Costs rose as well. An Elva could be bought for £840 at the beginning of 1960, a Lola for £1,000, a Cooper for £1,185 and a Lotus for £1,250. By the end of the year, you would not get much change out of £1,500 for any car capable of a regular top six finish. Some teams were also changing crankshafts after every race.
Of all the manufacturers taking part in 1960, only Lotus and Lola are still in racing and of all the hopeful new designs, only Merlyn went on to build cars in any number for any significant length of time. The others soon faded, many not seeing out the year, firms like Condor, Raison, Caravelle, Saxon, Civet, Venom, Gas Barracuda, J,ocko Special, Rispal, Ferry, Julien, Dalhot, Lippi, Dagarda, Poggi, Faccioli, Ram, Isis, Bode, Melkus, Liebl, Meub and Sauter.
The Italians tried the· rear-engined route and de Tomaso, for example, produced a Cooper-copy, but none of the cars were successful at an international level. From being a formula offering an almost bewildering diversity of thought, FJ quickly established a standard pattern. Since we are talking about motor racing, and since Cooper and Lotus were doing most of the winning, the standard pattern was clearly the correct one – if the designer tackled the problem properly. Few did.
It is a characteristic of motor racing that the more questions a formula poses, the more interesting the formula is, regardless of the quality of the racing itself. That is part of the continuing appeal of F1. Because there are so many variables, so many parts of the equation, there are so many questions to be asked.
In its early days, Formula Junior asked more questions than most formulae. There were many, many answers, but only one correct one. Once that had been established (that the leader of the Lotus team would win most races) much of its fascination waned.

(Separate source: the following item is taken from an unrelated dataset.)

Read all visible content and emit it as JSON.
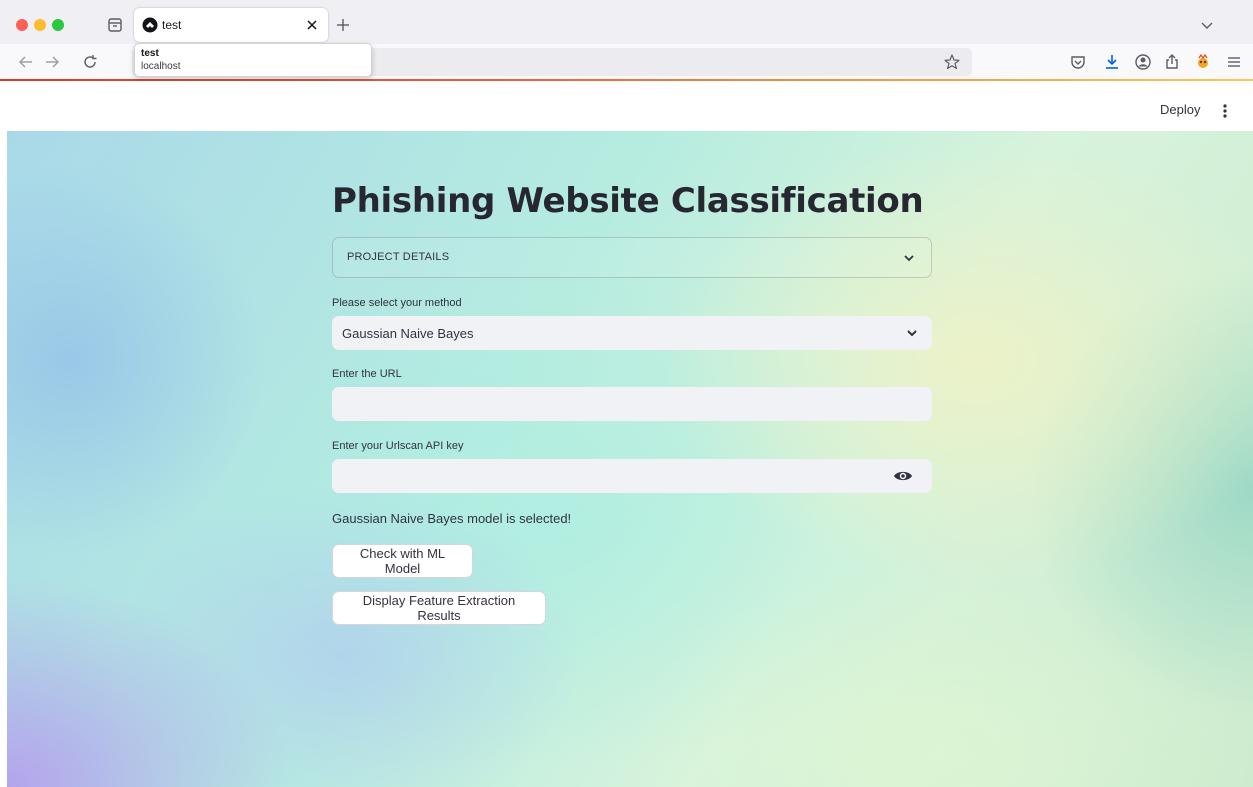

For a short, heady, period though, Formula Junior was one of the most fascinating categories ever conceived. M.L.